Joshua D. Farringtonis featured in this series intended to let EKU faculty, staff, students, or alumni discuss their encounters with African or African-American studies, peoples, and societies as students, instructors, researchers, or travelers.
Briefly state your educational background, past and current academic positions held, most recent or significant publications.
I received my PhD in African American History and 20th Century U.S. History in 2013 from the University of Kentucky. My research has focused on black politics during the Civil Rights Movement of the 1940s-1970s at both the local level (particularly Louisville, Kentucky, and Memphis, Tennessee) as well as the national level. My book, Black Republicans and the Transformation of the GOP (University of Pennsylvania Press, 2016), looks at the relationship between black Republicans and both the Republican Party and Civil Rights Movement in the mid-twentieth century. I have been with AFA at EKU since 2013.
Discuss how you have encountered Africa or African-American studies, peoples, and societies in your research, studies, travels, scholarship, teaching, or associations.
One of the most enjoyable aspects of being a historian is digging into historical archives across the country.

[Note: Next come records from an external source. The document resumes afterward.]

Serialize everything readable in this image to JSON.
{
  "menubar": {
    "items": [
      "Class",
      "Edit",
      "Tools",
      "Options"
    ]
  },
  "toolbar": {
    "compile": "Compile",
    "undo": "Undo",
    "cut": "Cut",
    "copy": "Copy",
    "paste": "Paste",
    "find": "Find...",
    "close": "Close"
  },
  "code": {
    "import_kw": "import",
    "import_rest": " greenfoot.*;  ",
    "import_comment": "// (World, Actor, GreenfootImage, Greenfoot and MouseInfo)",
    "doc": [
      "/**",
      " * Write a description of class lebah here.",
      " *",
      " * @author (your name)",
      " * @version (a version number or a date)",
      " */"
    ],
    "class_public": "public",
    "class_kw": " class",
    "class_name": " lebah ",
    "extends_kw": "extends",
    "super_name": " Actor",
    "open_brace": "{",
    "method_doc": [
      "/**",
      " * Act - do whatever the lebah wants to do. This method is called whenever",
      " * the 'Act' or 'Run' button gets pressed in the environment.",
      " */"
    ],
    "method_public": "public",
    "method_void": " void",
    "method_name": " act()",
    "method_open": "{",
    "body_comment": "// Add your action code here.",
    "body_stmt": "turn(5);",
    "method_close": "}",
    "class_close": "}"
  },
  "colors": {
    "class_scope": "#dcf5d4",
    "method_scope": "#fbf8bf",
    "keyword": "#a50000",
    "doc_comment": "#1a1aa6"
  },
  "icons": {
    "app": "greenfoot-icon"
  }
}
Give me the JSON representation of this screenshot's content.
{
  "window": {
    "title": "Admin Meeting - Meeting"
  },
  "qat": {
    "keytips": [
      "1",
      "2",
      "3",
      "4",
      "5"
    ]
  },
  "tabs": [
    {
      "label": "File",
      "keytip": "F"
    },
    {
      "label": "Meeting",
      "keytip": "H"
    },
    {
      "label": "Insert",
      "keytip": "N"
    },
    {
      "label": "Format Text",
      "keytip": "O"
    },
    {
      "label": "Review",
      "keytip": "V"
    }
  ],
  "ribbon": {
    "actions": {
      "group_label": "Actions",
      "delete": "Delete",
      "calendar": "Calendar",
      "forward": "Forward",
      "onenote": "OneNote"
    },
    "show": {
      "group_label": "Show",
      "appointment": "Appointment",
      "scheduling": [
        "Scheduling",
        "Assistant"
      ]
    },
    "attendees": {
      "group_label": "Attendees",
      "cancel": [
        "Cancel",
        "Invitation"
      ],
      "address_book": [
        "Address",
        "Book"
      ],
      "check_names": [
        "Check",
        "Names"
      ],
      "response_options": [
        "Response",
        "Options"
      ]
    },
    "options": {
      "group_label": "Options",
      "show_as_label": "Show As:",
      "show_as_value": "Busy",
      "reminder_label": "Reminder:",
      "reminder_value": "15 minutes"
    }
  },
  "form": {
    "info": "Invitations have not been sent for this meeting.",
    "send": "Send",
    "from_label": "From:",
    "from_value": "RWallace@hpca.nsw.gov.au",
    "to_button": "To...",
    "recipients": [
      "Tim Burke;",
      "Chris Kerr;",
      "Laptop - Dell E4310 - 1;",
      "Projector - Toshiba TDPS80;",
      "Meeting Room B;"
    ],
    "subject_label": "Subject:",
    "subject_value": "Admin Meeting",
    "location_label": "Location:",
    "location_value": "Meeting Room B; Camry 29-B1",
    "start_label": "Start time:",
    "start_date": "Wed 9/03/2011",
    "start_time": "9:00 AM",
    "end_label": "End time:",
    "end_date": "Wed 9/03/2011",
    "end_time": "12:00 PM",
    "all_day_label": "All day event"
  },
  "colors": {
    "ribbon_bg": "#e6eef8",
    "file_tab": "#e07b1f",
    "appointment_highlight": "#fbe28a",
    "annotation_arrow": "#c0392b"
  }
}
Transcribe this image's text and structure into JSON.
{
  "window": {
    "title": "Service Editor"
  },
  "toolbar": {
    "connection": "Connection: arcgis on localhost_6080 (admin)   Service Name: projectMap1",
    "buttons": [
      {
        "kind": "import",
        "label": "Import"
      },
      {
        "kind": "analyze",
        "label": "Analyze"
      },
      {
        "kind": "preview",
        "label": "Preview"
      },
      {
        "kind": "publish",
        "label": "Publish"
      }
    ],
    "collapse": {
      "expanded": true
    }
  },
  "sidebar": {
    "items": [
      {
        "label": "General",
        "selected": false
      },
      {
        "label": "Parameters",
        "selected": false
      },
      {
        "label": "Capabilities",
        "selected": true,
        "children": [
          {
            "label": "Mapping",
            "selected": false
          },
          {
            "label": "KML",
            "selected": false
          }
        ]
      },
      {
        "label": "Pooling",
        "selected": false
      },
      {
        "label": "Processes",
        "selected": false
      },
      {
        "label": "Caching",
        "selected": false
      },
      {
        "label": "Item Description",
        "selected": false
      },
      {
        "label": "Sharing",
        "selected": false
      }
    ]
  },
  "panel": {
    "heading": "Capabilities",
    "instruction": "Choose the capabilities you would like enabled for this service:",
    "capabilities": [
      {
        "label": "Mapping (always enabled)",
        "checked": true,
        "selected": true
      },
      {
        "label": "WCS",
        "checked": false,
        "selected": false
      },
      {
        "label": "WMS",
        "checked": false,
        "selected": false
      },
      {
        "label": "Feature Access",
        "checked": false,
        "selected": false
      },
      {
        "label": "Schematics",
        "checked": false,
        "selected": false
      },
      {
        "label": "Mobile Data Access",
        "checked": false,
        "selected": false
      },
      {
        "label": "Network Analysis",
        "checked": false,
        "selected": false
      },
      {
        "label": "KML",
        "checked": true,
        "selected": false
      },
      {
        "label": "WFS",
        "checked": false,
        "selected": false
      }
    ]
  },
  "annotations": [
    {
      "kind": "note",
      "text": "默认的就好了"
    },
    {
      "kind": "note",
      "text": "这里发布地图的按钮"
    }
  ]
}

When research my book, I was fortunate to have access to the personal papers of some of the most important African Americans of the twentieth century, including E. Frederic Morrow (a White House aide to President Dwight Eisenhower), Edward W. Brooke (a Senator from Massachusetts and the first African American elected to the U.S. Senate), and Floyd McKissick (a Freedom Rider and National Director of the Congress of Racial Equality—CORE).
What is the most gratifying experience of those encounters, and why?
The most gratifying encounter during my research was the privilege of going through the personal papers of baseball legend, and civil rights icon, Jackie Robinson at the Library of Congress in Washington, DC. Though Robinson was not from Kentucky, he participated alongside Martin Luther King Jr. in the 1964 “March on Frankfort.” While going through his materials from his trip to Kentucky, I found a treasure trove of new information about local activists from Kentucky. It was exciting to see how a national figure of the stature of Jackie Robinson had connections to grassroots activists in Kentucky.
What should anyone who is yet to experience Africana studies learn from your experience?
If anyone wants to truly understand American History, the experiences, contributions, and legacy of African Americans is one of the most central aspects one must first grasp. As any student of history quickly learns, “the problem of the color line,” to quote W.E.B. Du Bois, is essential to understanding virtually all eras of American history, including ours today. A background in Africana studies challenges students and scholars to become critical thinkers, analytical writers, and informed citizens.
Published on October 03, 2016